Extracted data:
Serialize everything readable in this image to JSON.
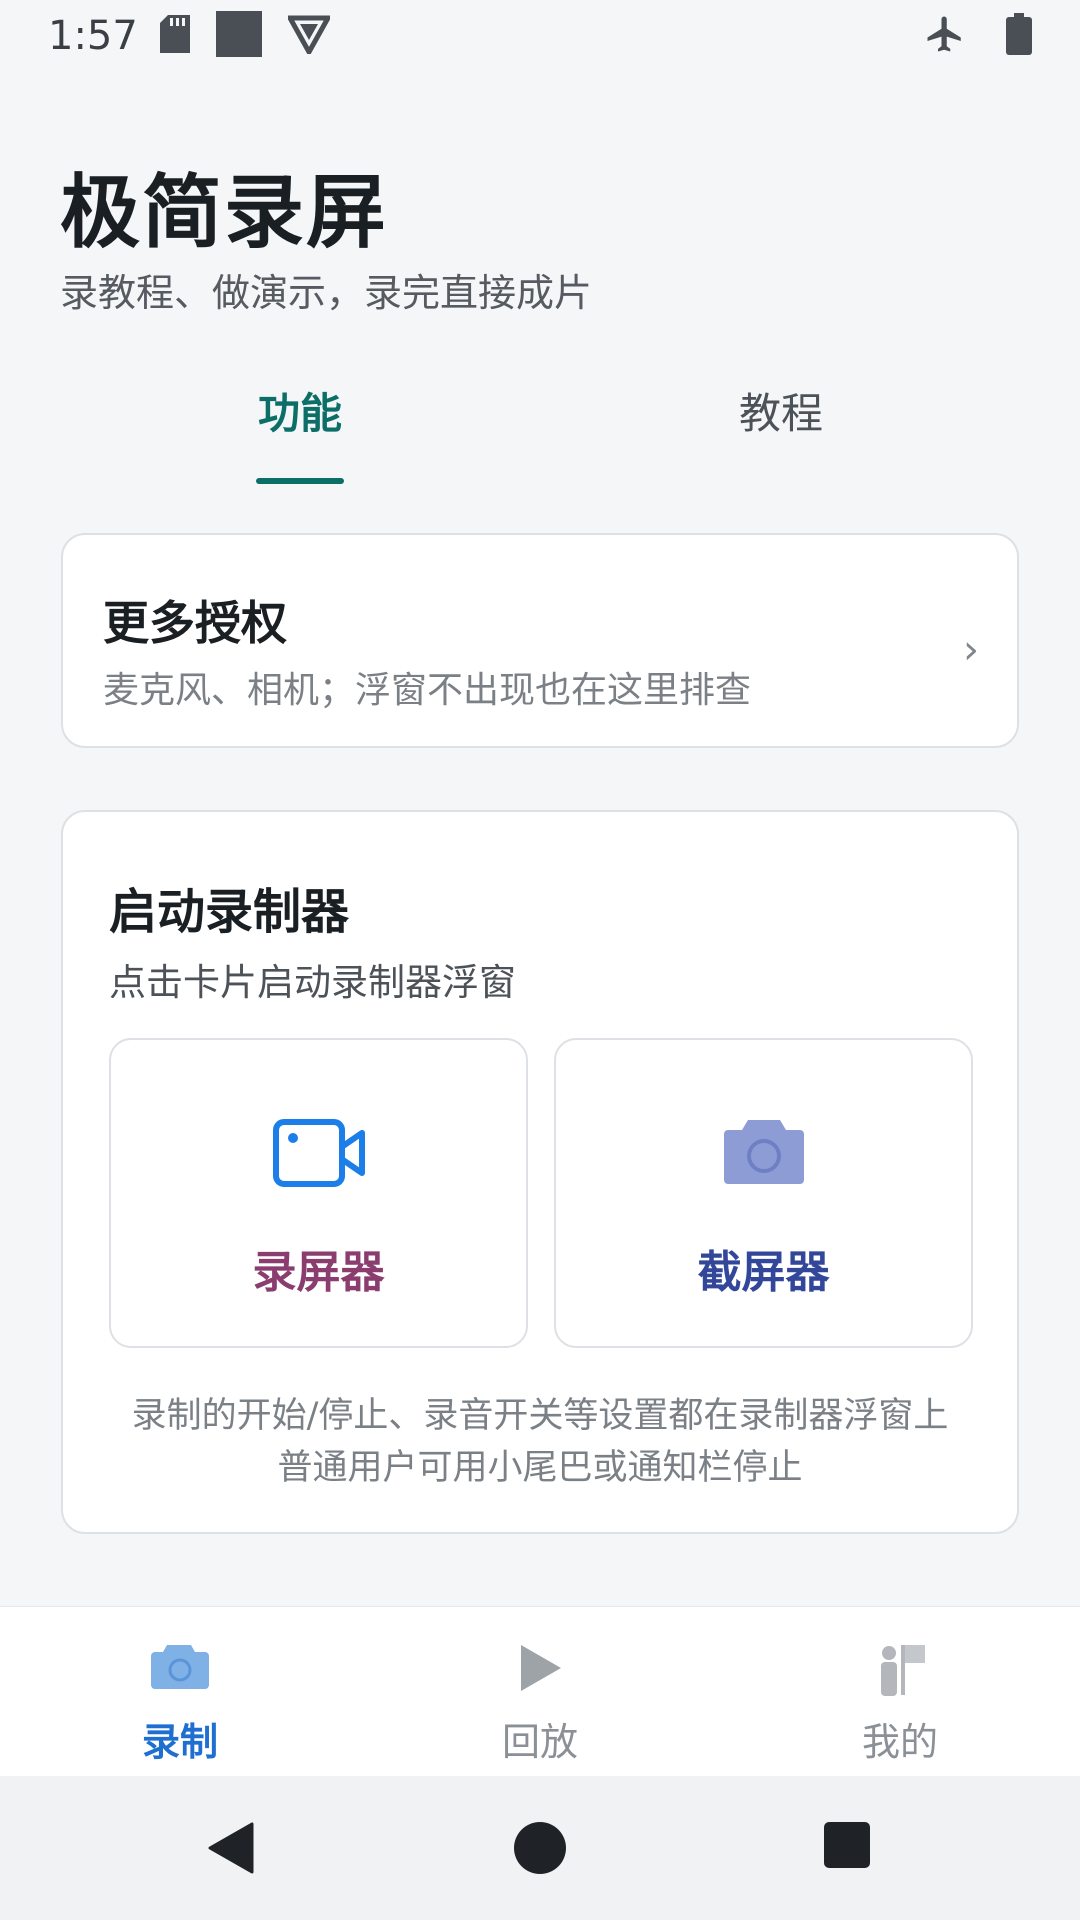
{
  "status_bar": {
    "time": "1:57",
    "icons_left": [
      "sd-card-icon",
      "square-icon",
      "shield-icon"
    ],
    "icons_right": [
      "airplane-icon",
      "battery-icon"
    ]
  },
  "header": {
    "title": "极简录屏",
    "subtitle": "录教程、做演示，录完直接成片"
  },
  "tabs": [
    {
      "label": "功能",
      "active": true
    },
    {
      "label": "教程",
      "active": false
    }
  ],
  "permission_card": {
    "title": "更多授权",
    "description": "麦克风、相机；浮窗不出现也在这里排查",
    "chevron": "›"
  },
  "recorder_card": {
    "title": "启动录制器",
    "subtitle": "点击卡片启动录制器浮窗",
    "options": [
      {
        "label": "录屏器",
        "icon": "video-camera-icon",
        "color": "#8a3d6e",
        "icon_color": "#1c7ee8"
      },
      {
        "label": "截屏器",
        "icon": "camera-icon",
        "color": "#33479a",
        "icon_color": "#8e9cd6"
      }
    ],
    "note_line1": "录制的开始/停止、录音开关等设置都在录制器浮窗上",
    "note_line2": "普通用户可用小尾巴或通知栏停止"
  },
  "bottom_nav": [
    {
      "label": "录制",
      "icon": "camera-icon",
      "active": true
    },
    {
      "label": "回放",
      "icon": "play-icon",
      "active": false
    },
    {
      "label": "我的",
      "icon": "person-flag-icon",
      "active": false
    }
  ],
  "colors": {
    "accent": "#0b6e67",
    "nav_active": "#1e6fd0",
    "background": "#f5f6f8"
  }
}
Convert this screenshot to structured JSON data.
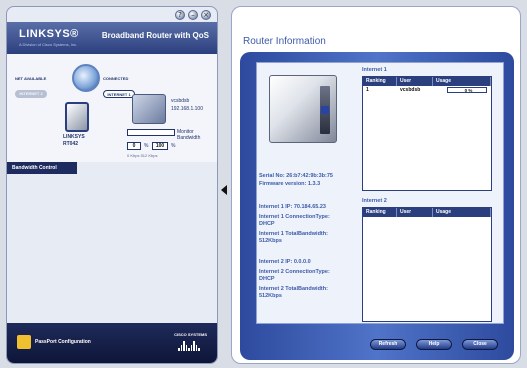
{
  "left_panel": {
    "logo": "LINKSYS®",
    "logo_sub": "A Division of Cisco Systems, Inc.",
    "product_title": "Broadband Router with QoS",
    "window_controls": [
      "?",
      "–",
      "×"
    ],
    "net_label": "NET AVAILABLE",
    "connected_label": "CONNECTED",
    "internet2_label": "INTERNET 2",
    "internet1_label": "INTERNET 1",
    "router_name": "LINKSYS",
    "router_model": "RT042",
    "pc_name": "vcsbdsb",
    "pc_ip": "192.168.1.100",
    "meter_label": "Monitor",
    "meter_label2": "Bandwidth",
    "meter_pct_value": "0",
    "meter_pct_unit": "%",
    "meter_max_value": "100",
    "meter_max_unit": "%",
    "meter_range": "0  Kbps   512 Kbps",
    "meter_level": 0.0,
    "bandwidth_tab": "Bandwidth Control",
    "passport_label": "PassPort Configuration",
    "cisco_label": "CISCO SYSTEMS"
  },
  "right_panel": {
    "title": "Router Information",
    "serial": "Serial No: 26:b7:42:9b:3b:75",
    "firmware": "Firmware version: 1.3.3",
    "inet1_ip": "Internet 1 IP: 70.184.65.23",
    "inet1_conn": "Internet 1 ConnectionType:",
    "inet1_conn_val": "DHCP",
    "inet1_bw": "Internet 1 TotalBandwidth:",
    "inet1_bw_val": "512Kbps",
    "inet2_ip": "Internet 2 IP: 0.0.0.0",
    "inet2_conn": "Internet 2 ConnectionType:",
    "inet2_conn_val": "DHCP",
    "inet2_bw": "Internet 2 TotalBandwidth:",
    "inet2_bw_val": "512Kbps",
    "internet1_header": "Internet 1",
    "internet2_header": "Internet 2",
    "table_columns": [
      "Ranking",
      "User",
      "Usage"
    ],
    "internet1_rows": [
      {
        "ranking": "1",
        "user": "vcsbdsb",
        "usage": "0  %"
      }
    ],
    "buttons": {
      "refresh": "Refresh",
      "help": "Help",
      "close": "Close"
    }
  }
}
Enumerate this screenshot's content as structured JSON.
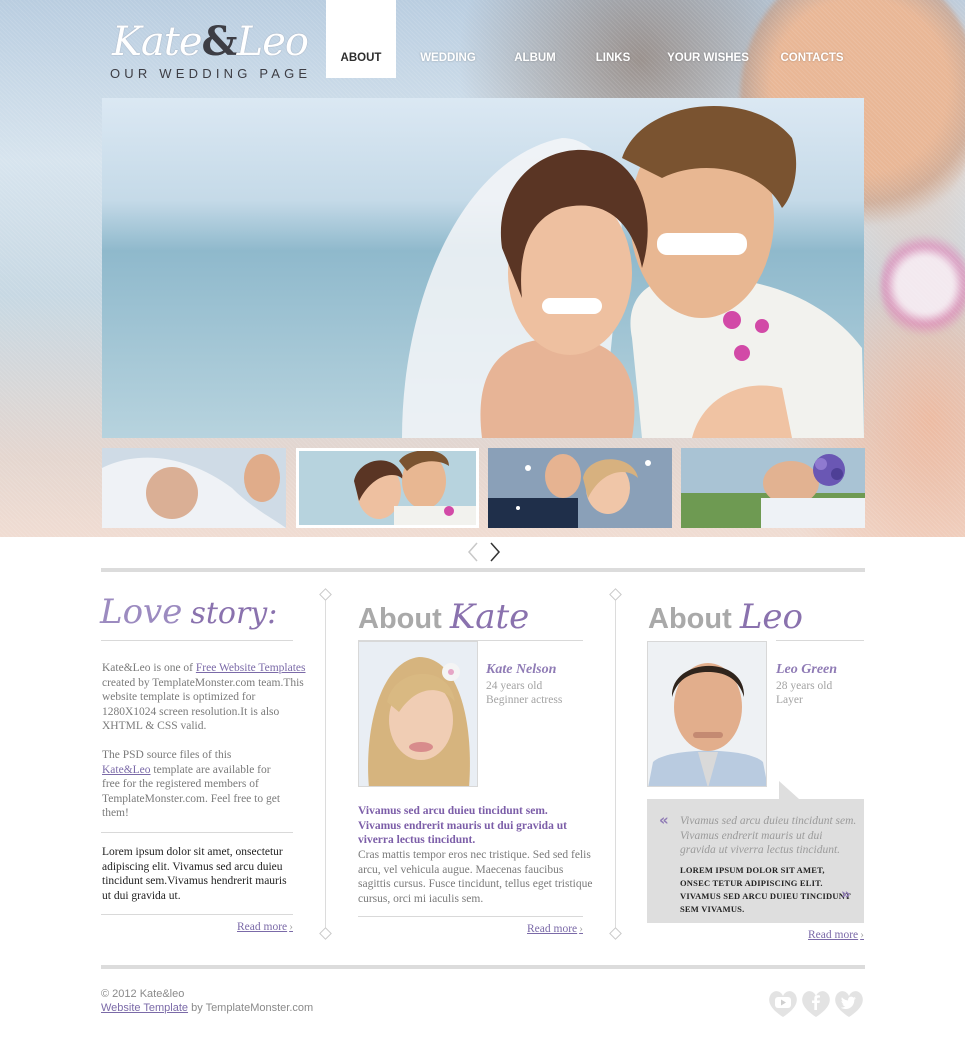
{
  "logo": {
    "name_left": "Kate",
    "amp": "&",
    "name_right": "Leo",
    "subtitle": "OUR WEDDING PAGE"
  },
  "nav": {
    "items": [
      {
        "label": "ABOUT",
        "active": true
      },
      {
        "label": "WEDDING",
        "active": false
      },
      {
        "label": "ALBUM",
        "active": false
      },
      {
        "label": "LINKS",
        "active": false
      },
      {
        "label": "YOUR WISHES",
        "active": false
      },
      {
        "label": "CONTACTS",
        "active": false
      }
    ]
  },
  "slider": {
    "selected_thumb": 2,
    "thumb_count": 4
  },
  "love_story": {
    "title_a": "Love",
    "title_b": "story:",
    "p1_a": "Kate&Leo is one of ",
    "p1_link": "Free Website Templates",
    "p1_b": " created by TemplateMonster.com team.This website template is optimized for 1280X1024 screen resolution.It is also XHTML & CSS valid.",
    "p2_a": "The PSD source files of this ",
    "p2_link": "Kate&Leo",
    "p2_b": " template are available for free for the registered members of TemplateMonster.com. Feel free to get them!",
    "p3": "Lorem ipsum dolor sit amet, onsectetur adipiscing elit. Vivamus sed arcu duieu tincidunt sem.Vivamus hendrerit mauris ut dui gravida ut.",
    "read_more": "Read more"
  },
  "about_kate": {
    "title_a": "About",
    "title_b": "Kate",
    "name": "Kate Nelson",
    "age": "24 years old",
    "role": "Beginner actress",
    "bold_text": "Vivamus sed arcu duieu tincidunt sem. Vivamus endrerit mauris ut dui gravida ut viverra lectus tincidunt.",
    "body_text": "Cras mattis tempor eros nec tristique. Sed sed felis arcu, vel vehicula augue. Maecenas faucibus sagittis cursus. Fusce tincidunt, tellus eget tristique cursus, orci mi iaculis sem.",
    "read_more": "Read more"
  },
  "about_leo": {
    "title_a": "About",
    "title_b": "Leo",
    "name": "Leo Green",
    "age": "28 years old",
    "role": "Layer",
    "quote_italic": "Vivamus sed arcu duieu tincidunt sem. Vivamus endrerit mauris ut dui gravida ut viverra lectus tincidunt.",
    "quote_bold": "LOREM IPSUM DOLOR SIT AMET, ONSEC TETUR ADIPISCING ELIT. VIVAMUS SED ARCU DUIEU TINCIDUNT SEM VIVAMUS.",
    "read_more": "Read more"
  },
  "footer": {
    "copyright": "© 2012  Kate&leo",
    "link": "Website Template",
    "by": " by TemplateMonster.com"
  },
  "social": [
    "youtube-icon",
    "facebook-icon",
    "twitter-icon"
  ],
  "colors": {
    "accent": "#8a72ae",
    "divider": "#dcdcdc",
    "quote_bg": "#dedede"
  }
}
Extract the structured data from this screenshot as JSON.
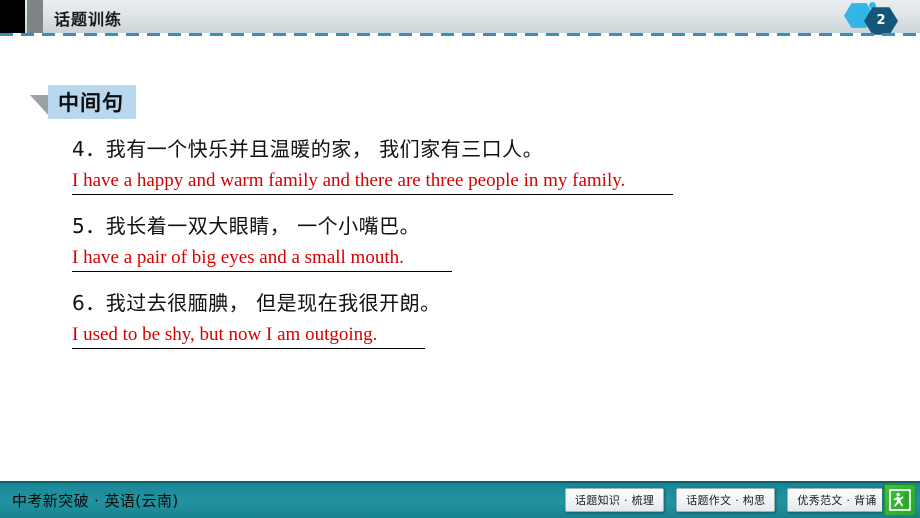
{
  "header": {
    "title": "话题训练",
    "badge_number": "2",
    "badge_icons": [
      "hexagon-light-icon",
      "hexagon-dark-icon"
    ]
  },
  "section": {
    "title": "中间句"
  },
  "items": [
    {
      "number": "4",
      "chinese": "4．我有一个快乐并且温暖的家， 我们家有三口人。",
      "english": "I have a happy and warm family and there are three people in my family."
    },
    {
      "number": "5",
      "chinese": "5．我长着一双大眼睛， 一个小嘴巴。",
      "english": "I have a pair of big eyes and a small mouth."
    },
    {
      "number": "6",
      "chinese": "6．我过去很腼腆， 但是现在我很开朗。",
      "english": "I used to be shy, but now I am outgoing."
    }
  ],
  "footer": {
    "brand": "中考新突破 · 英语(云南)",
    "buttons": [
      "话题知识 · 梳理",
      "话题作文 · 构思",
      "优秀范文 · 背诵"
    ],
    "exit_icon": "exit-running-man-icon"
  },
  "colors": {
    "accent_red": "#d60000",
    "header_bg": "#dfe5e8",
    "footer_teal": "#2393a1",
    "section_blue": "#b8d8f0",
    "dash_blue": "#3a8fbf"
  }
}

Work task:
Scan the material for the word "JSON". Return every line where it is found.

Output of the task:
Serialize everything readable in this image to JSON.
Convert this screenshot to structured JSON data.
Enumerate this screenshot's content as structured JSON.
Extract the structured data from this screenshot as JSON.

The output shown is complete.